__What is needed__
Copy, from the material below, each line where "this" shows up.

__Provided records__
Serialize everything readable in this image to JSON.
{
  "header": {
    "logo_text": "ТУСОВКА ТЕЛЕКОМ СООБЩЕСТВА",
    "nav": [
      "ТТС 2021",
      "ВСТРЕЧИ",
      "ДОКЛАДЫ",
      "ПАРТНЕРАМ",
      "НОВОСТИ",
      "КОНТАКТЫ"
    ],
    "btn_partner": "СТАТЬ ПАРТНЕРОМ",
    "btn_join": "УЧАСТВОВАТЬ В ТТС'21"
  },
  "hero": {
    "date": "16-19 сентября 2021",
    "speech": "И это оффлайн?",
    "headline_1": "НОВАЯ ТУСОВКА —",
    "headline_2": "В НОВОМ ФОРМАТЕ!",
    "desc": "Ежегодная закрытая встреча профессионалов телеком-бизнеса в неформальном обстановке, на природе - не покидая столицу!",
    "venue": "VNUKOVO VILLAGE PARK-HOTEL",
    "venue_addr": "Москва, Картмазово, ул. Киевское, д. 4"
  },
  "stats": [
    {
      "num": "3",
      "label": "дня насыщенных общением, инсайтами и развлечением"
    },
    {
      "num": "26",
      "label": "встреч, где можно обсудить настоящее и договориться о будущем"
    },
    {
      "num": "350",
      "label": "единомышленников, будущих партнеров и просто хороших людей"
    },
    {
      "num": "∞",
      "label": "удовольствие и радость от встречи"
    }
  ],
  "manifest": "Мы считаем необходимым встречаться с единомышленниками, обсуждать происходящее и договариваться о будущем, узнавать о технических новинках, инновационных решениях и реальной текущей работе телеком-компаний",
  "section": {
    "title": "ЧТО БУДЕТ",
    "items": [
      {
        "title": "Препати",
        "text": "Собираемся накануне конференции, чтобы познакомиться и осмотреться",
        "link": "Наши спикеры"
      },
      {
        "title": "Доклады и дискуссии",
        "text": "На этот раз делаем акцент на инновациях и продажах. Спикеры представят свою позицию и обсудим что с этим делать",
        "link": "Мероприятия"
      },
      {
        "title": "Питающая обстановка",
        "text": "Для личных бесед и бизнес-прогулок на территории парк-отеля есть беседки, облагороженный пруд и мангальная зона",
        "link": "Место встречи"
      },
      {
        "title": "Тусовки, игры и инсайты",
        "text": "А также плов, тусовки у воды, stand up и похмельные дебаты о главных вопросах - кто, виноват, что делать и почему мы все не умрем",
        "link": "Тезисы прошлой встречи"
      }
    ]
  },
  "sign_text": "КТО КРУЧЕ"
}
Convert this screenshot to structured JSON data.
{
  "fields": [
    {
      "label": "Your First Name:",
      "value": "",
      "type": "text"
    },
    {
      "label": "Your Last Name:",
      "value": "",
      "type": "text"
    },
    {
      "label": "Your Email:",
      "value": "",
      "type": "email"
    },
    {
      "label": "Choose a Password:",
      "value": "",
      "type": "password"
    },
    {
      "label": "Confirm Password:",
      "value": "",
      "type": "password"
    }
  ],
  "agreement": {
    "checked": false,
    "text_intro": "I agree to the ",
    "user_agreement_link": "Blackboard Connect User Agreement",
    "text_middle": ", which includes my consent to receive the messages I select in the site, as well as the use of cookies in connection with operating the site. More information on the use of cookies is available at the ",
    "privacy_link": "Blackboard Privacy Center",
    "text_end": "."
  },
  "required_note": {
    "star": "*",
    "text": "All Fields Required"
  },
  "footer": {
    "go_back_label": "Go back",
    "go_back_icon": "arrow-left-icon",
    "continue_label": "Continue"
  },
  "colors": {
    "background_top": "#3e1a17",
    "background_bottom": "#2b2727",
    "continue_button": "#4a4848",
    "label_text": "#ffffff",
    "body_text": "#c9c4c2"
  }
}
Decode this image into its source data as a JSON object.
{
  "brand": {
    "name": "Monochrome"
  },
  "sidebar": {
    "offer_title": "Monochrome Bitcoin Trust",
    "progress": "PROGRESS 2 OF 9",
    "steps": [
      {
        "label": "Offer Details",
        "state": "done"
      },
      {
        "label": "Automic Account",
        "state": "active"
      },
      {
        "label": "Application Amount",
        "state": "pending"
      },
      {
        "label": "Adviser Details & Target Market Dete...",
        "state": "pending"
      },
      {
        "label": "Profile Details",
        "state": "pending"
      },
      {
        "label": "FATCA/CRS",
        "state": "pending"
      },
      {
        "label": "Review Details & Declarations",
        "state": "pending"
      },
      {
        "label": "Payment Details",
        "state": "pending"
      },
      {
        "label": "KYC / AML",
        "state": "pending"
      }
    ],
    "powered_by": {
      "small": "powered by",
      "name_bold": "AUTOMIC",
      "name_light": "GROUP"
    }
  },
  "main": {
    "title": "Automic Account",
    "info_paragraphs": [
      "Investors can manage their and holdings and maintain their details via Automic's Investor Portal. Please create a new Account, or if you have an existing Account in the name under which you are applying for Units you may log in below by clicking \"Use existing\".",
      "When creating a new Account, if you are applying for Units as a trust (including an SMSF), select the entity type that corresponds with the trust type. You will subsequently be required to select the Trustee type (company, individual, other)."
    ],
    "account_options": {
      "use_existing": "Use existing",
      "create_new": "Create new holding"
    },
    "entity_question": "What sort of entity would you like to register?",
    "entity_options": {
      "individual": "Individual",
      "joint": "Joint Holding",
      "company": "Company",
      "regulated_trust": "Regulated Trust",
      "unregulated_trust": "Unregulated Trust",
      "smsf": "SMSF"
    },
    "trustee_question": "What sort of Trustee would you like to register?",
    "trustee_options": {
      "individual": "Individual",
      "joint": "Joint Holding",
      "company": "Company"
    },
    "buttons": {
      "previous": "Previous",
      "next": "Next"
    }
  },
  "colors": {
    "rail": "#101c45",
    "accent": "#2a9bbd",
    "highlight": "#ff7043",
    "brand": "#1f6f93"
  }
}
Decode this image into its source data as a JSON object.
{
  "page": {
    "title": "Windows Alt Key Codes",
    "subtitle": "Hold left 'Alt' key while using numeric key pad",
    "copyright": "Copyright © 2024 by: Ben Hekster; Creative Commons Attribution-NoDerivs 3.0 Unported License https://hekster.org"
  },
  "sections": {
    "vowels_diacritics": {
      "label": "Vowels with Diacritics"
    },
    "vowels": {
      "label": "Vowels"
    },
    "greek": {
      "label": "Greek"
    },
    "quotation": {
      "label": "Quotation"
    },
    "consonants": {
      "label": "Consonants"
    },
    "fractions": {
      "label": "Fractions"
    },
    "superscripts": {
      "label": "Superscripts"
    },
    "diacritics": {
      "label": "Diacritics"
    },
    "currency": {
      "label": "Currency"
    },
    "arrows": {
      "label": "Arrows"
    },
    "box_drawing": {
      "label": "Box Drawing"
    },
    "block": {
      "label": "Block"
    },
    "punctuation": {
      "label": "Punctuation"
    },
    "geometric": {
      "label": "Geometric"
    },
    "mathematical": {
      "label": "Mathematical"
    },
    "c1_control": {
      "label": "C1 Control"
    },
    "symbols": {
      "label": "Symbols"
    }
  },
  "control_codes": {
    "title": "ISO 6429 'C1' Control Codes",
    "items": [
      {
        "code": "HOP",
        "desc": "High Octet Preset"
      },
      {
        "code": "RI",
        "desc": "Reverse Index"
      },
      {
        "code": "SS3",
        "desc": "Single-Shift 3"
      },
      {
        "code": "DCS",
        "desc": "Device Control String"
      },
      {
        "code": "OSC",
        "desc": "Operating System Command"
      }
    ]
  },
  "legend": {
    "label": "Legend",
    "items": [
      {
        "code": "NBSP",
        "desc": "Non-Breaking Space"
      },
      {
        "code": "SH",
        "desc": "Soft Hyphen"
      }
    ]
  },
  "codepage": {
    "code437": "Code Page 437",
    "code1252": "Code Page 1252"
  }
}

__Exercise solution__
Serialize everything readable in this image to JSON.
Convert this screenshot to structured JSON data.
Decode this image into its source data as a JSON object.
Decode this image into its source data as a JSON object.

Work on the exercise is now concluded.